_ACTION ITEM_
Show, from the entries below, every line in which "true" appears.

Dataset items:
────────────────────────────────────────
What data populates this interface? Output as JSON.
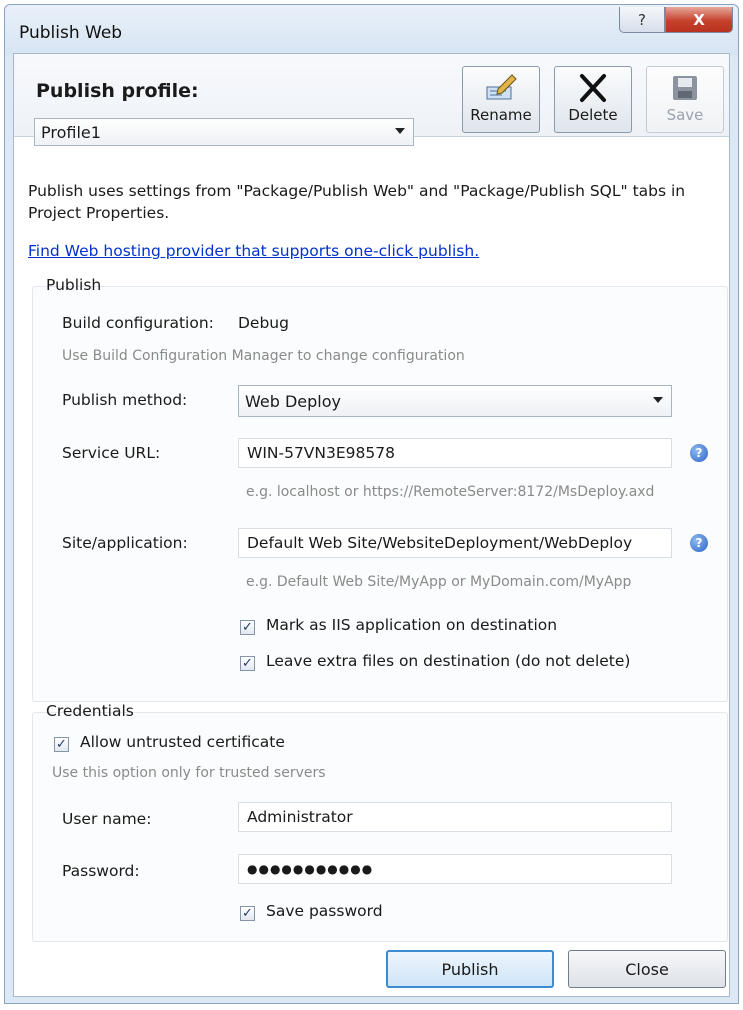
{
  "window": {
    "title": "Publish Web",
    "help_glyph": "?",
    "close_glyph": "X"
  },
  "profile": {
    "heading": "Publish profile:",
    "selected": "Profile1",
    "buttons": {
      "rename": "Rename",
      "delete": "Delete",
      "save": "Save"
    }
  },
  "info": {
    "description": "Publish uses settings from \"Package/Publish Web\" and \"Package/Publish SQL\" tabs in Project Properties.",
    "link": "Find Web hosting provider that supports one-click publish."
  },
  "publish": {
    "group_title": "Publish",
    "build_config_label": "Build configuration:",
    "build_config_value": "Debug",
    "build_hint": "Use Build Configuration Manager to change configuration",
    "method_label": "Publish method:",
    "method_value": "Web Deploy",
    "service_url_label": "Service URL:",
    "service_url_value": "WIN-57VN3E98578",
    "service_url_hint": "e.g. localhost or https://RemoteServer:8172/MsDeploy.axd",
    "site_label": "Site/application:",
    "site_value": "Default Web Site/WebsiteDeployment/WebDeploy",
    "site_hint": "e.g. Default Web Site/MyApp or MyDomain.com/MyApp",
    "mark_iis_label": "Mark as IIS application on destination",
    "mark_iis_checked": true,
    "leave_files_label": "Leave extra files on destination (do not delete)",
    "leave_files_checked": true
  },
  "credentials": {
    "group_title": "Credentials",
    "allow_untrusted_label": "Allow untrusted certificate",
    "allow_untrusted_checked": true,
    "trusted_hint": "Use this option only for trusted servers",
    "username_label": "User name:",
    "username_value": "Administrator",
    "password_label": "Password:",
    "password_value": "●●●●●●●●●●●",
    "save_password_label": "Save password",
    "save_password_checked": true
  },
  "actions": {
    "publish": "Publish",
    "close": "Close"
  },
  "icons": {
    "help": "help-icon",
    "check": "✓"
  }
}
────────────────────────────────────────
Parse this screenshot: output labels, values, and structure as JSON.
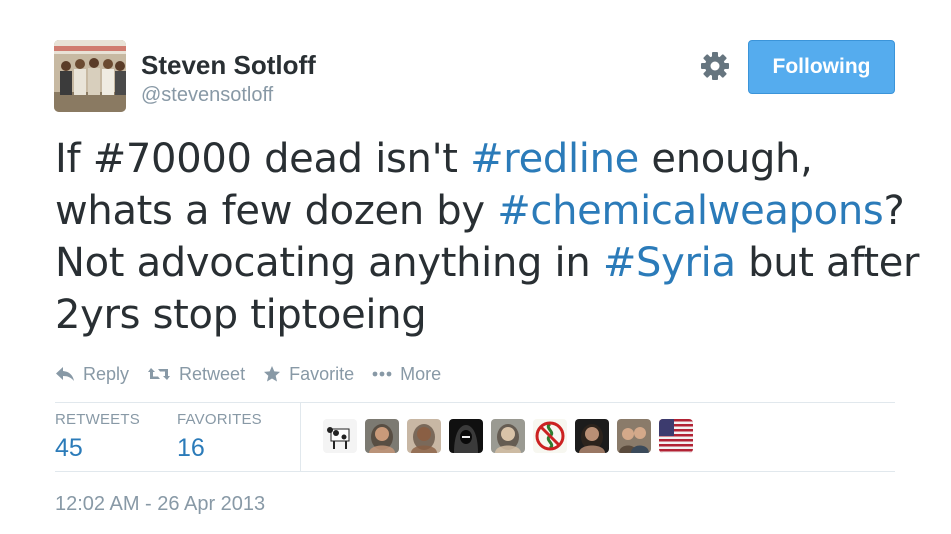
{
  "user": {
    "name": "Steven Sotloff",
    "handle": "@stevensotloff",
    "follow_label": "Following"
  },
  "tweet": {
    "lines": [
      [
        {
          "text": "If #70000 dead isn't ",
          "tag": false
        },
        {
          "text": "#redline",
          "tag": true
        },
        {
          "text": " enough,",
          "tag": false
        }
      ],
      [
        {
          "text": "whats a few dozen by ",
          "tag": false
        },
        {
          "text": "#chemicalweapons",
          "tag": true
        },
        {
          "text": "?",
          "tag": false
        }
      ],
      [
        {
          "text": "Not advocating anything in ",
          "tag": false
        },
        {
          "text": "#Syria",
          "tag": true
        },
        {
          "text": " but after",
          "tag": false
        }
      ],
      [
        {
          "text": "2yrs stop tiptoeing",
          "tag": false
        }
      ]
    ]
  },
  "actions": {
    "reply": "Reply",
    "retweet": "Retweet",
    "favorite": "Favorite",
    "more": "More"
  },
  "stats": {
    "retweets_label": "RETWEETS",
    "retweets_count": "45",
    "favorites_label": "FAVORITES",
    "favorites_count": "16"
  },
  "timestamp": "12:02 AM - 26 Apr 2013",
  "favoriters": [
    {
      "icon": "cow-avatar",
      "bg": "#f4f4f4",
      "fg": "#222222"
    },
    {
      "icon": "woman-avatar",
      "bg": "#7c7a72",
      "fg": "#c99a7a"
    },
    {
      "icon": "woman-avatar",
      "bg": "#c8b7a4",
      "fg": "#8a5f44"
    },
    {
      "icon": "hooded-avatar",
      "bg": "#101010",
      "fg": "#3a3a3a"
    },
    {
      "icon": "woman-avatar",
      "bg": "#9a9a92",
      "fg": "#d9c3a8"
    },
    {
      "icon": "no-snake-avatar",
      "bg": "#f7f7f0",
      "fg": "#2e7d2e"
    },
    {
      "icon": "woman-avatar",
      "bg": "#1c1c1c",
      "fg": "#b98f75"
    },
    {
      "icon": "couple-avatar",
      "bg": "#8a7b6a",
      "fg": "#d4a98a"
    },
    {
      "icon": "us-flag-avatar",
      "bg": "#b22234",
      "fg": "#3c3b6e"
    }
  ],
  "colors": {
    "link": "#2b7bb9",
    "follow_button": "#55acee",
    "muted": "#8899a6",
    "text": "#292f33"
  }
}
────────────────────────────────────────
_SOLUTION TO THE EXERCISE_
    "mark_iis_checked": true,
    "leave_files_checked": true
    "allow_untrusted_checked": true,
    "save_password_checked": true
          "tag": true
          "tag": true
          "tag": true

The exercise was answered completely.